- PROBLEM STATEMENT: Search the data for the word "반려여부" and copy out every line that has it.

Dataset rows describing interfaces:
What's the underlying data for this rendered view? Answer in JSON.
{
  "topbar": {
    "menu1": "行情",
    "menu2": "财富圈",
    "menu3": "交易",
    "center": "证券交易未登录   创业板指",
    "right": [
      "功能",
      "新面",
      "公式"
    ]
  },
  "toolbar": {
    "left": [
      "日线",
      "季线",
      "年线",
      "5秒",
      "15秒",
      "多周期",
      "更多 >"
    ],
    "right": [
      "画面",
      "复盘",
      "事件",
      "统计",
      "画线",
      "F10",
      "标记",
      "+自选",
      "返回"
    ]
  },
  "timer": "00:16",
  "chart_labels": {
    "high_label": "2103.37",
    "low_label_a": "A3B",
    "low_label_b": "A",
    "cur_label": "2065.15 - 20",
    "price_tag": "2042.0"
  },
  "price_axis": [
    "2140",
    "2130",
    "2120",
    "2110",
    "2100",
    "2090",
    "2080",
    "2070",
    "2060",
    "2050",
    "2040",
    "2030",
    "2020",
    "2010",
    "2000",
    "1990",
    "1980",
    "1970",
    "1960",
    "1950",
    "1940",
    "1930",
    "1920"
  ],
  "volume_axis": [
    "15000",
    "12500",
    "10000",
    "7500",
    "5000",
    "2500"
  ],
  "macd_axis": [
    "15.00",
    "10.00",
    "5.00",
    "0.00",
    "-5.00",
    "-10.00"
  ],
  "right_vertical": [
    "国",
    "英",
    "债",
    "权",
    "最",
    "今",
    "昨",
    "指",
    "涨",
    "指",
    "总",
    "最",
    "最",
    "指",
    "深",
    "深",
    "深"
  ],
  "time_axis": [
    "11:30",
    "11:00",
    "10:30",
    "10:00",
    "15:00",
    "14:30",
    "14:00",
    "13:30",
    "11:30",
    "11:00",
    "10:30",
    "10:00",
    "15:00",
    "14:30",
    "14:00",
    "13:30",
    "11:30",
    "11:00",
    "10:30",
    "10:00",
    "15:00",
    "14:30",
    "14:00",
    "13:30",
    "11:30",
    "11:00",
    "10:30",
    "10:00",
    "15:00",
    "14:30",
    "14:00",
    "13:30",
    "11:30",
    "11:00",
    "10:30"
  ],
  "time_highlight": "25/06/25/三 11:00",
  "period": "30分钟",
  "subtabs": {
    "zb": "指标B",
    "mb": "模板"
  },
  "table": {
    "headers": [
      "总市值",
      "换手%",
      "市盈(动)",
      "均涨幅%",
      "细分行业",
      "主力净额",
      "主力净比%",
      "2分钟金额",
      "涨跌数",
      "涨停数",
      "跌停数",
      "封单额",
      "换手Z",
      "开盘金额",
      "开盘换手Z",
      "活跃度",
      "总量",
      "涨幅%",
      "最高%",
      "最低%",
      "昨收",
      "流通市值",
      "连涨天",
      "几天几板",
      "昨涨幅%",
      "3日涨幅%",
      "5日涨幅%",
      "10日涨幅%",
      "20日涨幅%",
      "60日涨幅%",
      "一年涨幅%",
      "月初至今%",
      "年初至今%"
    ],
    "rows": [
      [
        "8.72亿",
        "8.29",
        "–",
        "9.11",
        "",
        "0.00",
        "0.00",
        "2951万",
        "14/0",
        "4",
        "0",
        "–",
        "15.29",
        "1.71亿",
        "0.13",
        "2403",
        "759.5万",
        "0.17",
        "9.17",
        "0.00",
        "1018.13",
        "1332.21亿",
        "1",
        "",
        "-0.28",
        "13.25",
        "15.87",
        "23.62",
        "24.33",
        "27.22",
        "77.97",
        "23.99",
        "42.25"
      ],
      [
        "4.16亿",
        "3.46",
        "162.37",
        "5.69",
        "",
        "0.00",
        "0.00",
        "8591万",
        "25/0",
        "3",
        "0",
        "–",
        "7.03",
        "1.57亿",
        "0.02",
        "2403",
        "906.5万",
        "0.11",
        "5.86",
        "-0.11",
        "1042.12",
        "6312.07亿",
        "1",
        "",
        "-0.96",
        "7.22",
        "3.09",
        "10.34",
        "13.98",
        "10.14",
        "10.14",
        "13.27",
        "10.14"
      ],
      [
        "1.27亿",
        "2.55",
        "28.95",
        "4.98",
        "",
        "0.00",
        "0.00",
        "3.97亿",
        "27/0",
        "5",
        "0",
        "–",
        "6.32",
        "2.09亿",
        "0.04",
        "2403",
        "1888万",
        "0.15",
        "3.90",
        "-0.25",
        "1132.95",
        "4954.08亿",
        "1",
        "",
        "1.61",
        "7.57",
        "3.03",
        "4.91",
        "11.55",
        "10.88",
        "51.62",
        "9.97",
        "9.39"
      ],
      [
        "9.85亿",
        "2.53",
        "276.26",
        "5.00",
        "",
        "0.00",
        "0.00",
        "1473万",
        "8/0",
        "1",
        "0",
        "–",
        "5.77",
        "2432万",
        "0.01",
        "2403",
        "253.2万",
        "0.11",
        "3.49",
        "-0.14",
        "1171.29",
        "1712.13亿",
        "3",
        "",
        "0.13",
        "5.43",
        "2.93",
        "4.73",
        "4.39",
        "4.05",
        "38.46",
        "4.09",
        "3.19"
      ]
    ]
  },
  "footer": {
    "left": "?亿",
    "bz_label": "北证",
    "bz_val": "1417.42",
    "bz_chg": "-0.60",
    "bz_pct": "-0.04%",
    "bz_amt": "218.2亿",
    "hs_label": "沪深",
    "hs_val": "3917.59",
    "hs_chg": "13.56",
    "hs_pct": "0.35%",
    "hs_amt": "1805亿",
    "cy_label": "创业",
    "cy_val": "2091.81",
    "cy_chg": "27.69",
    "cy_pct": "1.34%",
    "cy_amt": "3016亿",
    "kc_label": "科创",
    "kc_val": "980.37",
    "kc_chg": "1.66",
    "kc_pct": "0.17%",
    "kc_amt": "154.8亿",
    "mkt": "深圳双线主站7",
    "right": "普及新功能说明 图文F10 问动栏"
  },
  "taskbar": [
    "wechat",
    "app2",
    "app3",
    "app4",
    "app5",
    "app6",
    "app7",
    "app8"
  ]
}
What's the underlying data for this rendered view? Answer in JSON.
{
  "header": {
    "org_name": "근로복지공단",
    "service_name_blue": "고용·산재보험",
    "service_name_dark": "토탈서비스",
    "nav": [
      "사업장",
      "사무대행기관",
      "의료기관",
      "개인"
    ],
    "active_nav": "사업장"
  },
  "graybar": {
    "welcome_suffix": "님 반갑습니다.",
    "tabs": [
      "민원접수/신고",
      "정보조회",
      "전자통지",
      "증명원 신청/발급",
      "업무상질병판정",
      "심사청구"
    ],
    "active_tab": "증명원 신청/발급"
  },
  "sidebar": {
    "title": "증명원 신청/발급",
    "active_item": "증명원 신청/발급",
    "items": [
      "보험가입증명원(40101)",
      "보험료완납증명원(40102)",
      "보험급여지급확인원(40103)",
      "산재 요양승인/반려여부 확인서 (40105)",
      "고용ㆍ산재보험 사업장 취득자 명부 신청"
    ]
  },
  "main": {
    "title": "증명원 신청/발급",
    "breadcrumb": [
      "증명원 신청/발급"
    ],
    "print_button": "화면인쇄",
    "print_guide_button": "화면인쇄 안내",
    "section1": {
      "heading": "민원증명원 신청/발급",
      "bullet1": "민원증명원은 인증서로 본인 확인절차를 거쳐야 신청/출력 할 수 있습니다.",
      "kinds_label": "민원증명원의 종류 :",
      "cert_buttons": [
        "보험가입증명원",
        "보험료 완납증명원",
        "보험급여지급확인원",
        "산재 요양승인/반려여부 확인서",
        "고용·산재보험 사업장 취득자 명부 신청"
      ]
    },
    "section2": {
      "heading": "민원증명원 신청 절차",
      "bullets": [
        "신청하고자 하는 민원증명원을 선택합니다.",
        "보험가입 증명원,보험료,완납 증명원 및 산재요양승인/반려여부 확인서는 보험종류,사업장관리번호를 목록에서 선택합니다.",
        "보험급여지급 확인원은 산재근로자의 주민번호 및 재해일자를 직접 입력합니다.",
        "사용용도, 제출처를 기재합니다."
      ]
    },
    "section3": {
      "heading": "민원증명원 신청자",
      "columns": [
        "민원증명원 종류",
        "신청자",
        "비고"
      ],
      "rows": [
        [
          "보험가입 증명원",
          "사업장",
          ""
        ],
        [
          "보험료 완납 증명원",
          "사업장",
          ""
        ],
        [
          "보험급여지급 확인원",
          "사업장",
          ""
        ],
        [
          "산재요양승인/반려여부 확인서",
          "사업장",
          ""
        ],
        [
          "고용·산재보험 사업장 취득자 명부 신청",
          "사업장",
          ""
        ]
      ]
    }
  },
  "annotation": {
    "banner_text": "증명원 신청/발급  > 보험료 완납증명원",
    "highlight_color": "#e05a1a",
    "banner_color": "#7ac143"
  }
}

- WRITTEN ANSWER:
      "산재 요양승인/반려여부 확인서 (40105)",
        "산재 요양승인/반려여부 확인서",
        "보험가입 증명원,보험료,완납 증명원 및 산재요양승인/반려여부 확인서는 보험종류,사업장관리번호를 목록에서 선택합니다.",
          "산재요양승인/반려여부 확인서",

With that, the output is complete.